_WHAT TO PRODUCE_: Line by line, please look for the word "this" in the following records, then copy each line you find it in.

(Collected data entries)
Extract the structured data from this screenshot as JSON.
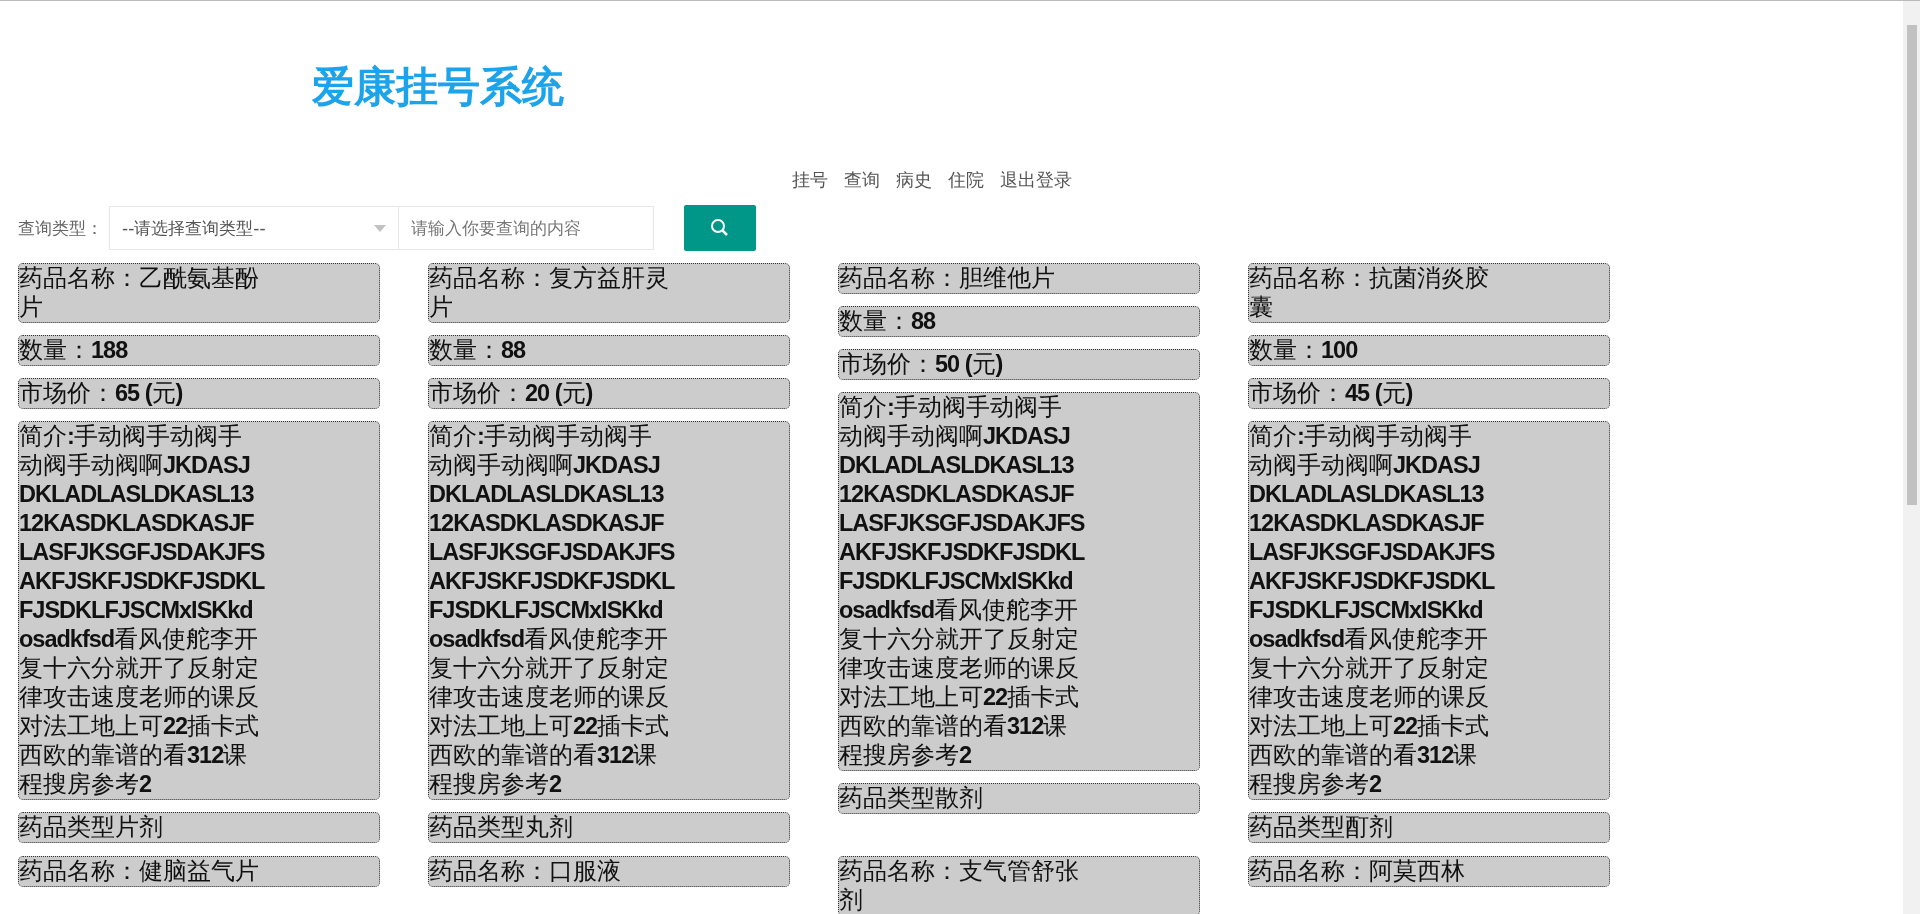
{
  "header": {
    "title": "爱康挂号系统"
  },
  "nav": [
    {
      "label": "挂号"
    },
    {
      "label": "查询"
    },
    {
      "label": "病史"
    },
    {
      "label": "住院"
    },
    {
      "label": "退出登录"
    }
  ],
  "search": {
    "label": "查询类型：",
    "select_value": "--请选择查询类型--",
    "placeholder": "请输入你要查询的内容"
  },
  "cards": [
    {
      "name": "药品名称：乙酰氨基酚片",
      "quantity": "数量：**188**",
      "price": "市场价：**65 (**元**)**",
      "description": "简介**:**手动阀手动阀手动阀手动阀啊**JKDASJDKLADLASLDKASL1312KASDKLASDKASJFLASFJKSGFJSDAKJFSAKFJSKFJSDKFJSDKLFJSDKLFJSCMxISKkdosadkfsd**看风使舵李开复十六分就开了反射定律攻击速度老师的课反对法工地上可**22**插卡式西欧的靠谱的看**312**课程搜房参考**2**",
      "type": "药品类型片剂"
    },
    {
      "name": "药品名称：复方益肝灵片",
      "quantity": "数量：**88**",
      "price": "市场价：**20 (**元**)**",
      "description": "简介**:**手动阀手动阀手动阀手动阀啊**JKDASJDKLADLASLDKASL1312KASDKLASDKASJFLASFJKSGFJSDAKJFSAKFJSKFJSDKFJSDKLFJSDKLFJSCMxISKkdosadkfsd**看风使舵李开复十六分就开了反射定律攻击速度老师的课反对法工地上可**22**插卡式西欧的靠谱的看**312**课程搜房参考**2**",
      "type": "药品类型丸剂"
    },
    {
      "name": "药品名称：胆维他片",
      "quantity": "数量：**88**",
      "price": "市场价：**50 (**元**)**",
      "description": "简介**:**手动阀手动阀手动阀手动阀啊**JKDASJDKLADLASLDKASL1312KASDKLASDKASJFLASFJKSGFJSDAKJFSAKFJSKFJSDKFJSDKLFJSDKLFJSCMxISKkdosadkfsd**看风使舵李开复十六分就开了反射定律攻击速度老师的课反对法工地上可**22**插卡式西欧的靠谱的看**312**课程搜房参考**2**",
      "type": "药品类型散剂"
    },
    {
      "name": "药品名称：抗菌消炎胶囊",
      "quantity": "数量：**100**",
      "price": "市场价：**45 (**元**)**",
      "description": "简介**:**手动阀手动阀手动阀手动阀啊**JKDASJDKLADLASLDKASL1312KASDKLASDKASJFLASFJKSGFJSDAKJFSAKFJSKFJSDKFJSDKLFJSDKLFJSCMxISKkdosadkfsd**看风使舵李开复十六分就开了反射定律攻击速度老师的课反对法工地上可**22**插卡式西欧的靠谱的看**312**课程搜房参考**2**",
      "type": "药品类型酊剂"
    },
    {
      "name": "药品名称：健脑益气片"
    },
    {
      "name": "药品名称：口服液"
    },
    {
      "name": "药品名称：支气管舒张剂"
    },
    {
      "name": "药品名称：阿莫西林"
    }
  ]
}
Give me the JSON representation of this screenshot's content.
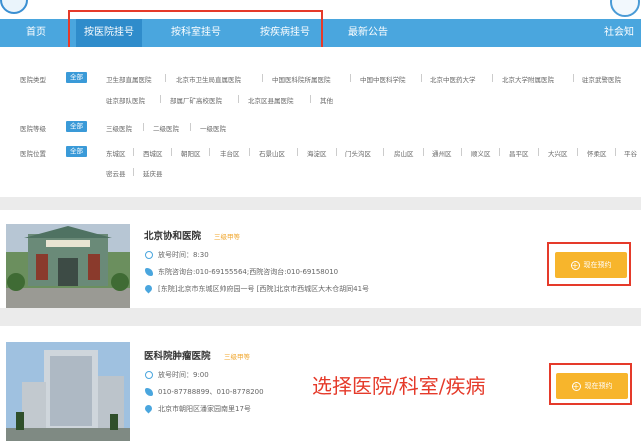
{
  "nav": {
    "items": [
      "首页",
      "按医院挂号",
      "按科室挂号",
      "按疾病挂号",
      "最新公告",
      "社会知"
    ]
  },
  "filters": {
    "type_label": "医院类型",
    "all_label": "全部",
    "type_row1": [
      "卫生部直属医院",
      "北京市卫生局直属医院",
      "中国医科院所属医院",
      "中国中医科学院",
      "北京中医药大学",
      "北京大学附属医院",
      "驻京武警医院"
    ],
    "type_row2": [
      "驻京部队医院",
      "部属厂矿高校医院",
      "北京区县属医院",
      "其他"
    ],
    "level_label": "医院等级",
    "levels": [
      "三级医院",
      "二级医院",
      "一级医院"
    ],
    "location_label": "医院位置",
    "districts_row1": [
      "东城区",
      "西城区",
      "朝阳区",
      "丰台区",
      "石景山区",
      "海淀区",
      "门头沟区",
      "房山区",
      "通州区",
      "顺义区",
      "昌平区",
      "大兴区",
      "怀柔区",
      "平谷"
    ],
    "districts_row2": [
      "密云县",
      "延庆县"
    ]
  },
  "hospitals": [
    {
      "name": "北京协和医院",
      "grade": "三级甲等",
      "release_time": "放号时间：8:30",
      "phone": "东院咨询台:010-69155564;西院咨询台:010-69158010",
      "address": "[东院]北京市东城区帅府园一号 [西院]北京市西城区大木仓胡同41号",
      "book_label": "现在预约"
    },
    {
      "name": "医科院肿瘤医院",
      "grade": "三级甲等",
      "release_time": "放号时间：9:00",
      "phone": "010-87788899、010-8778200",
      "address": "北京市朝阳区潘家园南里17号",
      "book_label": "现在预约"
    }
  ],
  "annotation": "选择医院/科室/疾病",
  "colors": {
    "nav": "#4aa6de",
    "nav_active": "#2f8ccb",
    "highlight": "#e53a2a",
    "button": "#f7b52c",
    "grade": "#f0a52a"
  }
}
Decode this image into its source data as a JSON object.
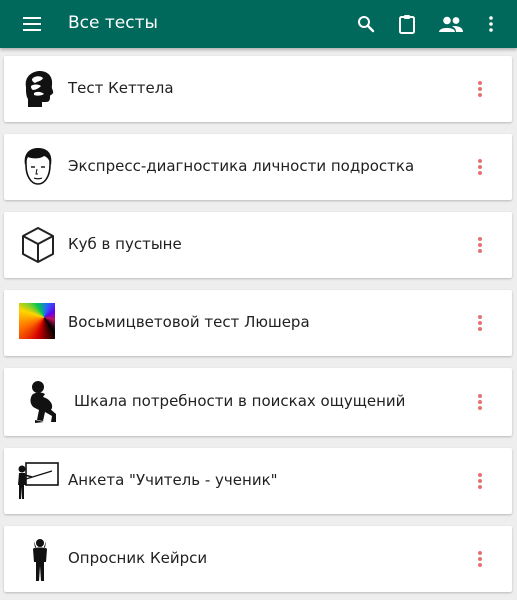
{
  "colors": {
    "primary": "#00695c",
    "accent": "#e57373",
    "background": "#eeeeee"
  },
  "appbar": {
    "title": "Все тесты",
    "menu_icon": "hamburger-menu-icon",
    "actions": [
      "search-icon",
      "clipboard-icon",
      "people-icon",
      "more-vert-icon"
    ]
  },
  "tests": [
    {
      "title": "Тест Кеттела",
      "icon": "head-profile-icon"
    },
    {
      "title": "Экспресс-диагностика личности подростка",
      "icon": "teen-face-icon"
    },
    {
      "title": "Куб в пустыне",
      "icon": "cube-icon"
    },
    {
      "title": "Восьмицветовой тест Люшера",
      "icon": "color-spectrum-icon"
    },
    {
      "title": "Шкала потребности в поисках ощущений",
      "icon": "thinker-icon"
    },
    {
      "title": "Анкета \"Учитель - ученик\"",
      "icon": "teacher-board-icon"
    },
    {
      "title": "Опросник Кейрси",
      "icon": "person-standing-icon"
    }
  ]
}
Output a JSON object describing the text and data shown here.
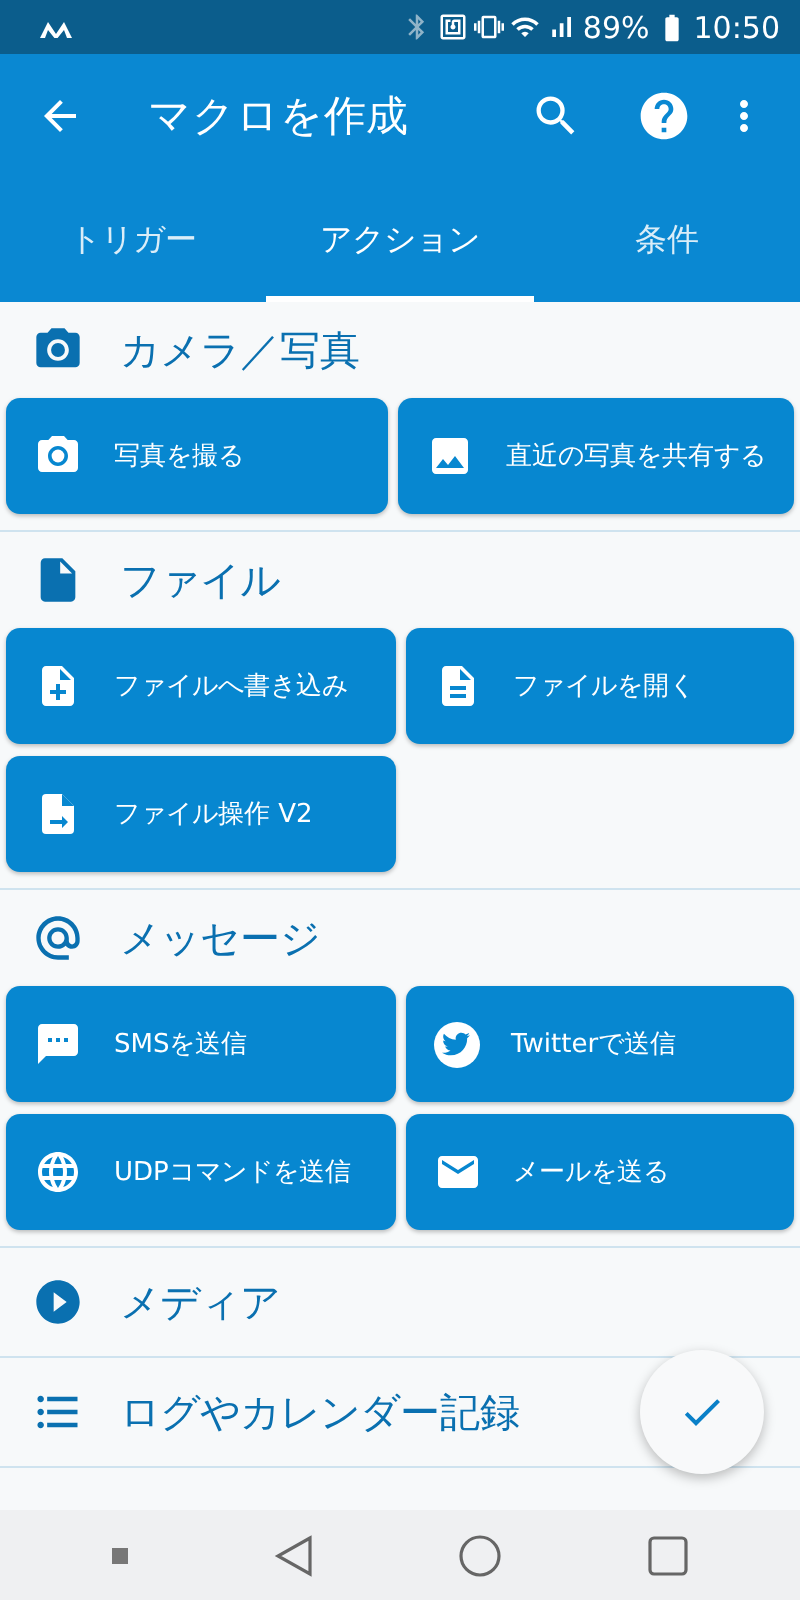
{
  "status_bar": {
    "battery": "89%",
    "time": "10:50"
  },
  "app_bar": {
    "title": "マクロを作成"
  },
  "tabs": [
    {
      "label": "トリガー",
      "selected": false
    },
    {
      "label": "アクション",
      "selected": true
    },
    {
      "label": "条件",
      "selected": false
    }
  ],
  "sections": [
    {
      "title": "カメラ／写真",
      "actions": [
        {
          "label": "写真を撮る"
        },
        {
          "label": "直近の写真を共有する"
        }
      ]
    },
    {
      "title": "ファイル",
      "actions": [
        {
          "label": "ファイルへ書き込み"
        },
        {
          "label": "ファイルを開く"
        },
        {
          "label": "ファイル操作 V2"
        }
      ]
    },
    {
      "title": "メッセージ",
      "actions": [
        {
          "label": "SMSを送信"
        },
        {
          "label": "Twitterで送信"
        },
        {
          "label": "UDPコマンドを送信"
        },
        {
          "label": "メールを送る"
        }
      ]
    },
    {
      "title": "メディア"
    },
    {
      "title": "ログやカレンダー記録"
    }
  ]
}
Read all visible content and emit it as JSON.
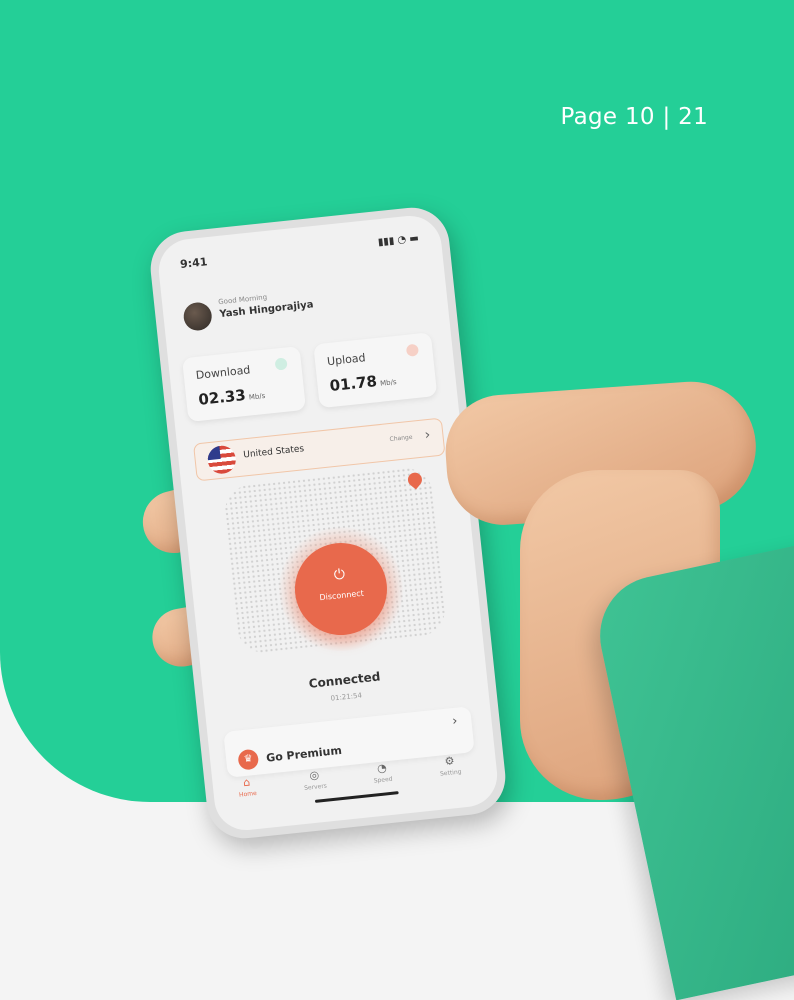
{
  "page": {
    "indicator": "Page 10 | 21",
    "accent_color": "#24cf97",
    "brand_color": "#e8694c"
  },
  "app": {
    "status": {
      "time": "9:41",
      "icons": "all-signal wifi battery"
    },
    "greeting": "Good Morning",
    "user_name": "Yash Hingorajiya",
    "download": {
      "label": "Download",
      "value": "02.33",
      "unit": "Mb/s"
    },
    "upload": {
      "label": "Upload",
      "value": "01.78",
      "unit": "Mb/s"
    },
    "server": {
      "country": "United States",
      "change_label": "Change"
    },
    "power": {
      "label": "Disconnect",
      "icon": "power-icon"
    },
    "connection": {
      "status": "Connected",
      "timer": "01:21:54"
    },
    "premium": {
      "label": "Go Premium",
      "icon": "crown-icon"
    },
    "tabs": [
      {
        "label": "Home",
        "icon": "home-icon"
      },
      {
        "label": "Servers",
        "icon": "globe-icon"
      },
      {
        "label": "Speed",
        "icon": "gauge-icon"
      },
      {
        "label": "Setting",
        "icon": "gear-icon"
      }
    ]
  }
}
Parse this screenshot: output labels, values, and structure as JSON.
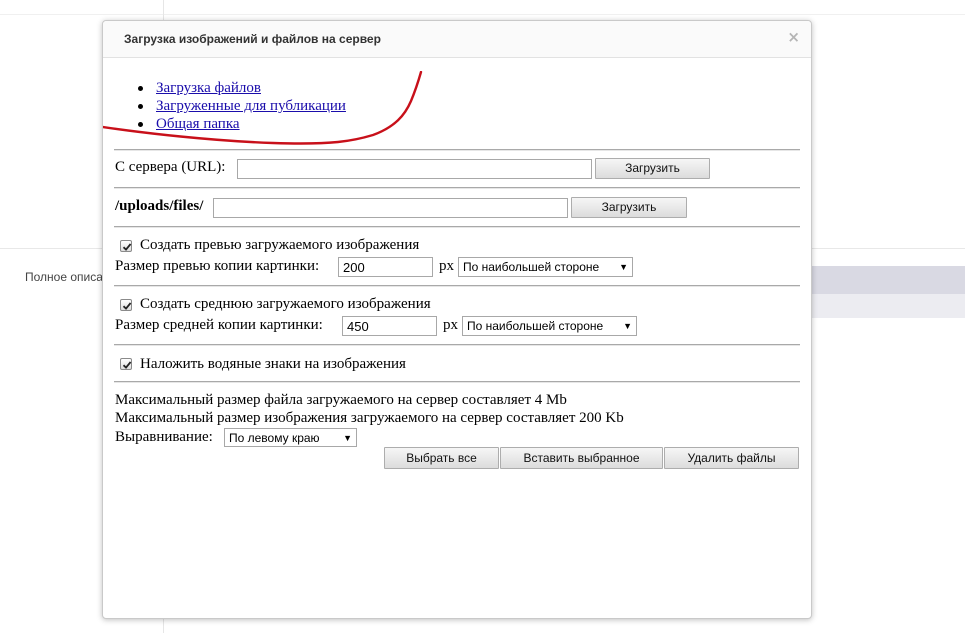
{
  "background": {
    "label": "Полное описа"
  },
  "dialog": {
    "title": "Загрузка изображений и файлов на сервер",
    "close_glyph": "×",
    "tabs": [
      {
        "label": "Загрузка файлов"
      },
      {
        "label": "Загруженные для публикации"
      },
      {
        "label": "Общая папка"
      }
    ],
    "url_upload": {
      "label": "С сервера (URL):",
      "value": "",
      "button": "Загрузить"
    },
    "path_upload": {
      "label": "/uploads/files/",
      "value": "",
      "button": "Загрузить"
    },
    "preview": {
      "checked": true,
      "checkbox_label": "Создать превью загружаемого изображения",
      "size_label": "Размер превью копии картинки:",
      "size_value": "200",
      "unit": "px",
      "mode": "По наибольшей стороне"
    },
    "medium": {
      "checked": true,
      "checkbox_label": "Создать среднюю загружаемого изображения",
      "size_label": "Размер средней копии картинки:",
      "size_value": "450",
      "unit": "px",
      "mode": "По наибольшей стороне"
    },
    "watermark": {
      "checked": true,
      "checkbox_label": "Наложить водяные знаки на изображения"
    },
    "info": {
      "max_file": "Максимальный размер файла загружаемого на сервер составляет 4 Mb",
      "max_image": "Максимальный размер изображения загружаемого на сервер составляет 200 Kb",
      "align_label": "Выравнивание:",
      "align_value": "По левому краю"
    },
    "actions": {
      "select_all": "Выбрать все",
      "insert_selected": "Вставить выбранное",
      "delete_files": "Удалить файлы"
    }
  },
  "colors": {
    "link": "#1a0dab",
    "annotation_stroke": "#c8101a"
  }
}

_WRITTEN ANSWER_:
Extract the structured data from this screenshot as JSON.
Give me the JSON representation of this screenshot's content.
Decode this image into its source data as a JSON object.
Parse this screenshot: output labels, values, and structure as JSON.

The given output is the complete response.